▶ [Directions]:
Find the string "screenshot" in the data, then copy every line where it is found.

▶ [Data for analysis]:

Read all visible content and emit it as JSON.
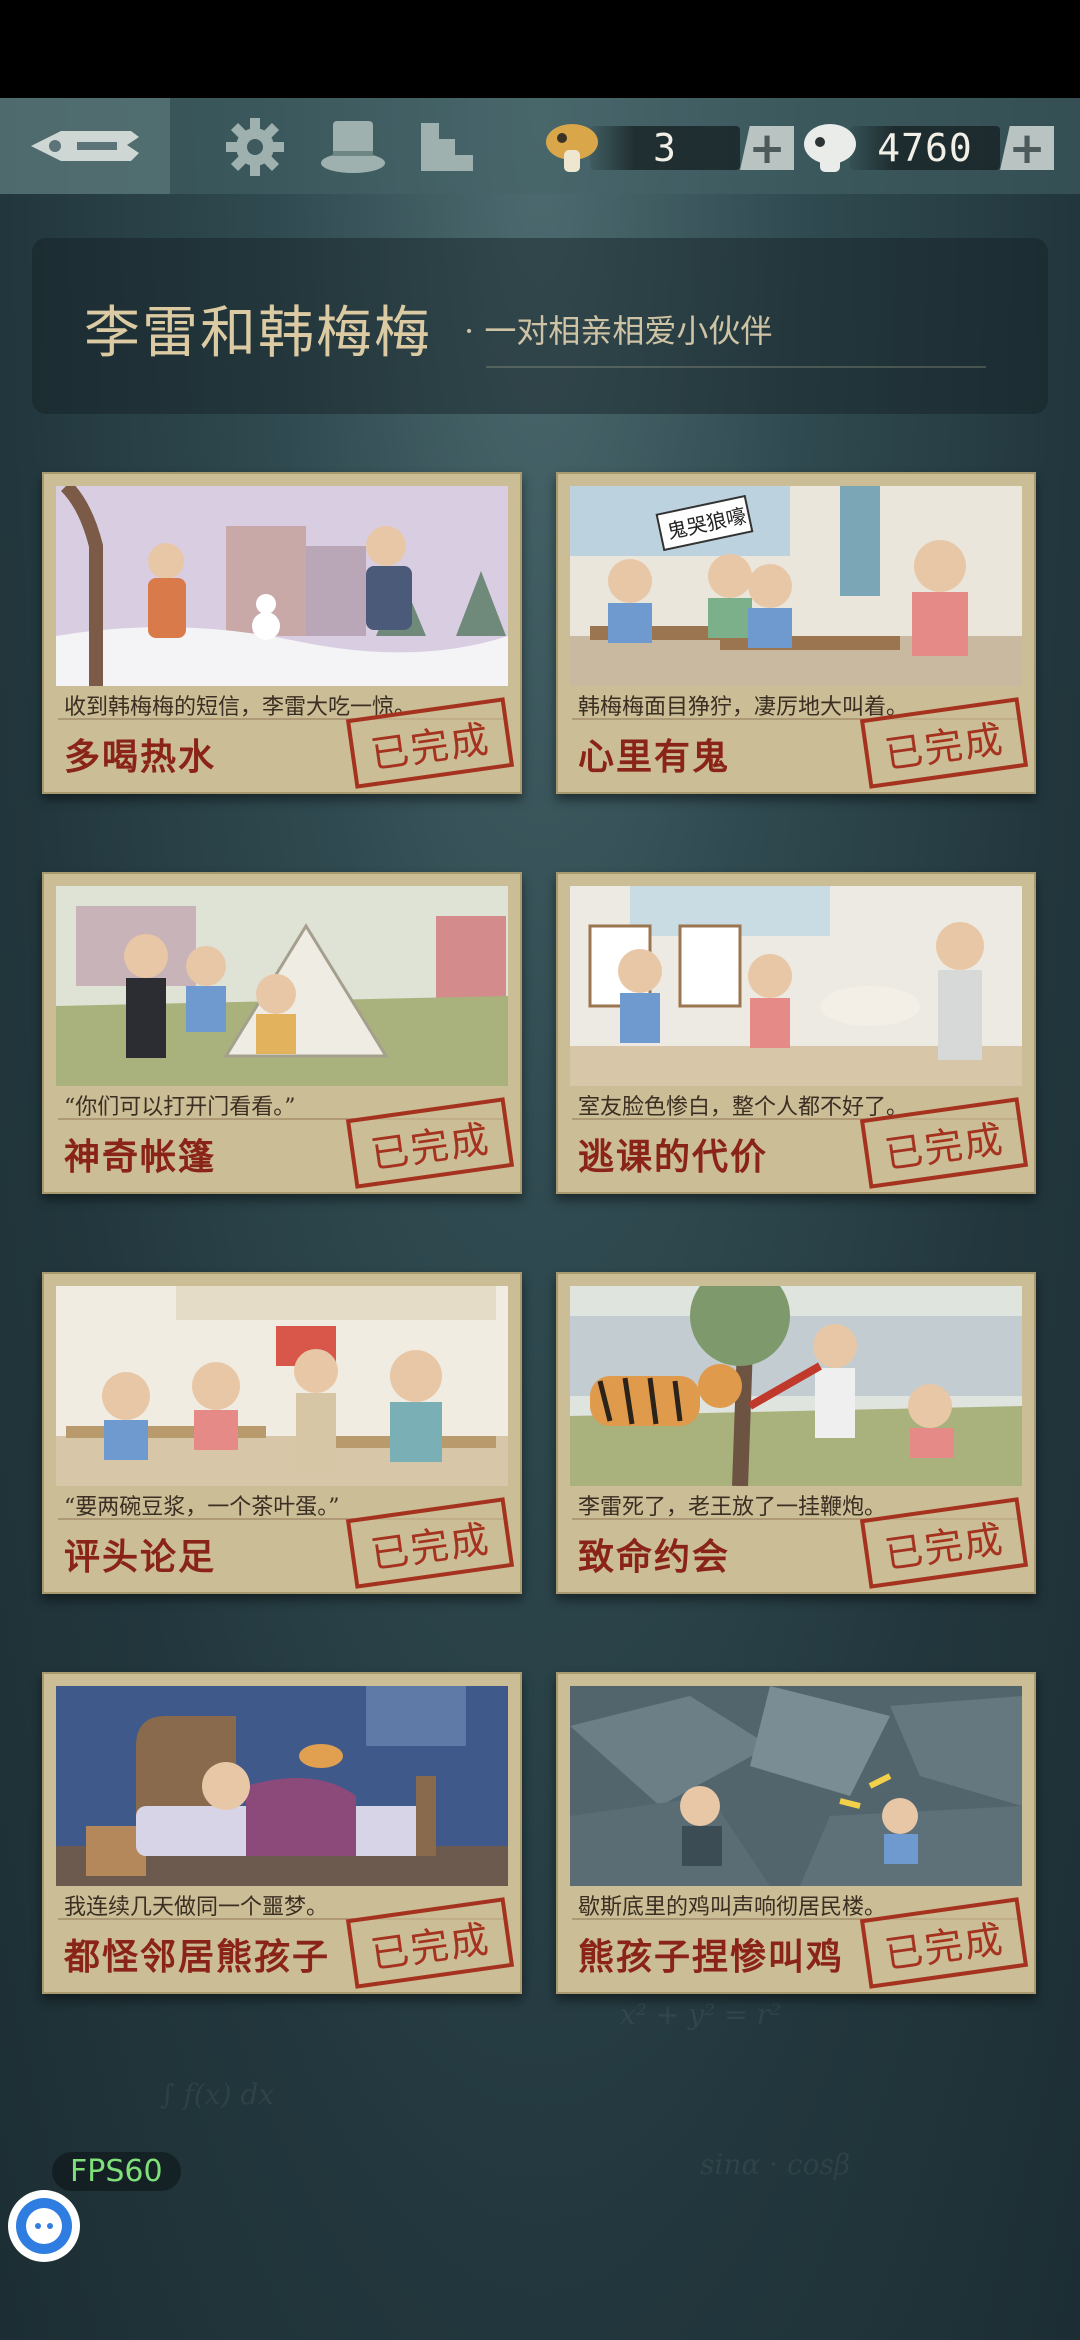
{
  "header": {
    "key_count": "3",
    "coin_count": "4760",
    "plus": "+"
  },
  "chapter": {
    "title": "李雷和韩梅梅",
    "subtitle": "· 一对相亲相爱小伙伴"
  },
  "levels": [
    {
      "desc": "收到韩梅梅的短信，李雷大吃一惊。",
      "title": "多喝热水",
      "status": "已完成"
    },
    {
      "desc": "韩梅梅面目狰狞，凄厉地大叫着。",
      "title": "心里有鬼",
      "status": "已完成"
    },
    {
      "desc": "“你们可以打开门看看。”",
      "title": "神奇帐篷",
      "status": "已完成"
    },
    {
      "desc": "室友脸色惨白，整个人都不好了。",
      "title": "逃课的代价",
      "status": "已完成"
    },
    {
      "desc": "“要两碗豆浆，一个茶叶蛋。”",
      "title": "评头论足",
      "status": "已完成"
    },
    {
      "desc": "李雷死了，老王放了一挂鞭炮。",
      "title": "致命约会",
      "status": "已完成"
    },
    {
      "desc": "我连续几天做同一个噩梦。",
      "title": "都怪邻居熊孩子",
      "status": "已完成"
    },
    {
      "desc": "歇斯底里的鸡叫声响彻居民楼。",
      "title": "熊孩子捏惨叫鸡",
      "status": "已完成"
    }
  ],
  "sign_text": "鬼哭狼嚎",
  "fps_label": "FPS60",
  "colors": {
    "accent": "#8a2418",
    "stamp": "#a5321f",
    "card_bg": "#cbbd96",
    "board": "#22343a"
  }
}
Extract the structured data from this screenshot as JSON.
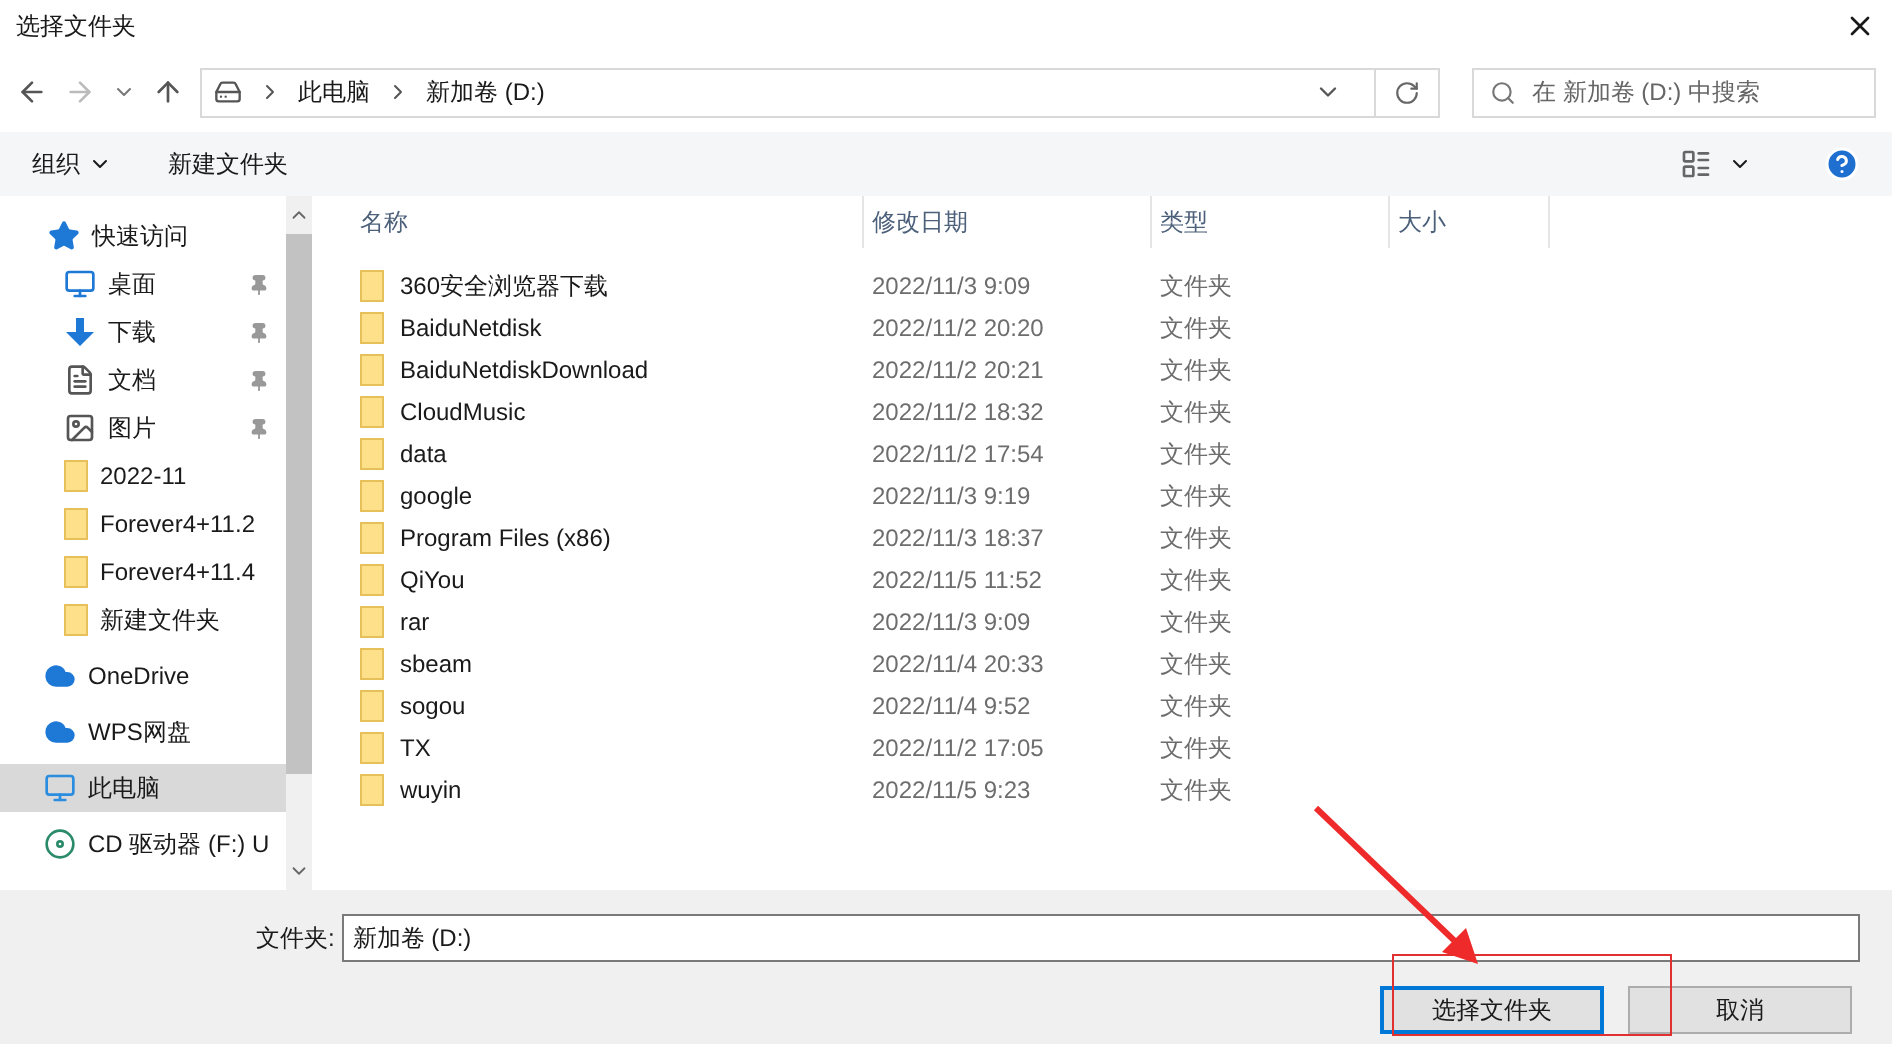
{
  "window": {
    "title": "选择文件夹"
  },
  "address": {
    "crumbs": [
      "此电脑",
      "新加卷 (D:)"
    ]
  },
  "search": {
    "placeholder": "在 新加卷 (D:) 中搜索"
  },
  "toolbar": {
    "organize": "组织",
    "new_folder": "新建文件夹"
  },
  "sidebar": {
    "items": [
      {
        "kind": "star",
        "label": "快速访问",
        "pinned": false,
        "selected": false,
        "children": [
          {
            "kind": "desktop",
            "label": "桌面",
            "pinned": true,
            "selected": false
          },
          {
            "kind": "download",
            "label": "下载",
            "pinned": true,
            "selected": false
          },
          {
            "kind": "document",
            "label": "文档",
            "pinned": true,
            "selected": false
          },
          {
            "kind": "picture",
            "label": "图片",
            "pinned": true,
            "selected": false
          },
          {
            "kind": "folder",
            "label": "2022-11",
            "pinned": false,
            "selected": false
          },
          {
            "kind": "folder",
            "label": "Forever4+11.2",
            "pinned": false,
            "selected": false
          },
          {
            "kind": "folder",
            "label": "Forever4+11.4",
            "pinned": false,
            "selected": false
          },
          {
            "kind": "folder",
            "label": "新建文件夹",
            "pinned": false,
            "selected": false
          }
        ]
      },
      {
        "kind": "cloud",
        "label": "OneDrive",
        "pinned": false,
        "selected": false
      },
      {
        "kind": "cloud",
        "label": "WPS网盘",
        "pinned": false,
        "selected": false
      },
      {
        "kind": "computer",
        "label": "此电脑",
        "pinned": false,
        "selected": true
      },
      {
        "kind": "disc",
        "label": "CD 驱动器 (F:) U",
        "pinned": false,
        "selected": false
      }
    ]
  },
  "table": {
    "columns": [
      "名称",
      "修改日期",
      "类型",
      "大小"
    ],
    "rows": [
      {
        "name": "360安全浏览器下载",
        "date": "2022/11/3 9:09",
        "type": "文件夹"
      },
      {
        "name": "BaiduNetdisk",
        "date": "2022/11/2 20:20",
        "type": "文件夹"
      },
      {
        "name": "BaiduNetdiskDownload",
        "date": "2022/11/2 20:21",
        "type": "文件夹"
      },
      {
        "name": "CloudMusic",
        "date": "2022/11/2 18:32",
        "type": "文件夹"
      },
      {
        "name": "data",
        "date": "2022/11/2 17:54",
        "type": "文件夹"
      },
      {
        "name": "google",
        "date": "2022/11/3 9:19",
        "type": "文件夹"
      },
      {
        "name": "Program Files (x86)",
        "date": "2022/11/3 18:37",
        "type": "文件夹"
      },
      {
        "name": "QiYou",
        "date": "2022/11/5 11:52",
        "type": "文件夹"
      },
      {
        "name": "rar",
        "date": "2022/11/3 9:09",
        "type": "文件夹"
      },
      {
        "name": "sbeam",
        "date": "2022/11/4 20:33",
        "type": "文件夹"
      },
      {
        "name": "sogou",
        "date": "2022/11/4 9:52",
        "type": "文件夹"
      },
      {
        "name": "TX",
        "date": "2022/11/2 17:05",
        "type": "文件夹"
      },
      {
        "name": "wuyin",
        "date": "2022/11/5 9:23",
        "type": "文件夹"
      }
    ]
  },
  "folder_field": {
    "label": "文件夹:",
    "value": "新加卷 (D:)"
  },
  "buttons": [
    {
      "label": "选择文件夹",
      "kind": "primary"
    },
    {
      "label": "取消",
      "kind": "normal"
    }
  ]
}
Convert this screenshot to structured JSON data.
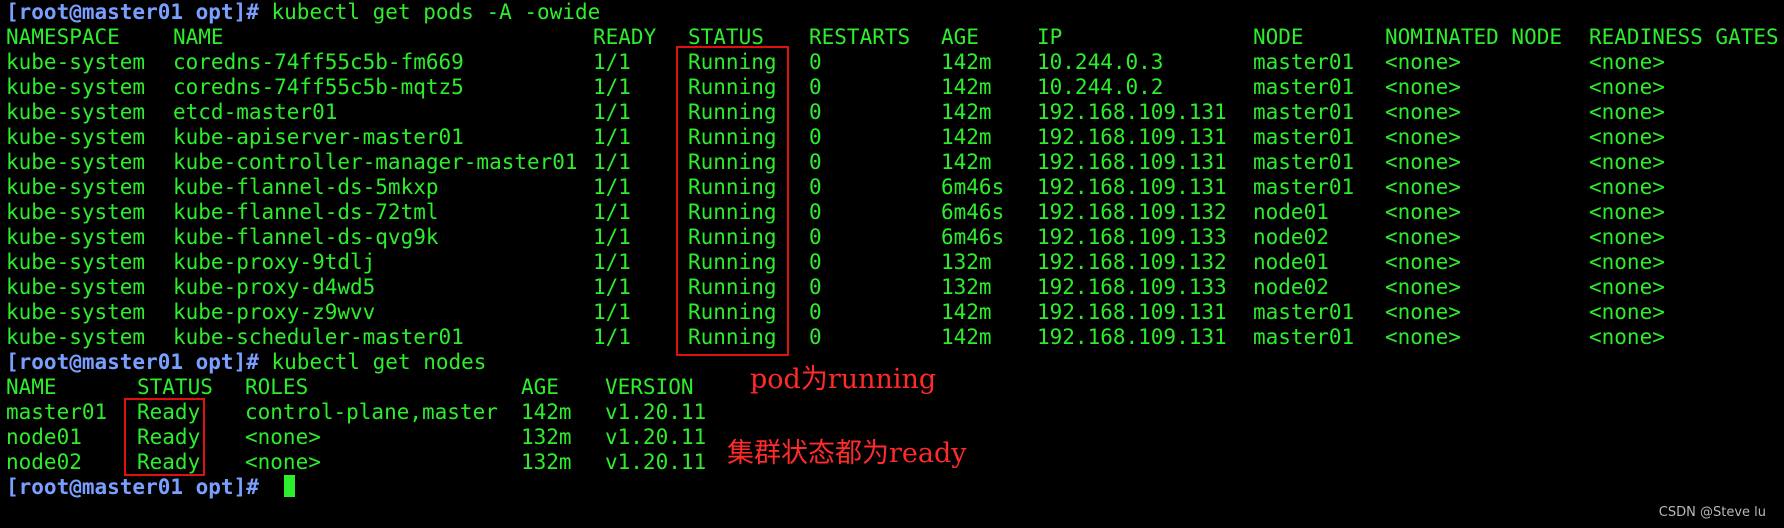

▶ [Your solution]:
Extract the structured data from this screenshot as JSON.
Convert this screenshot to structured JSON data.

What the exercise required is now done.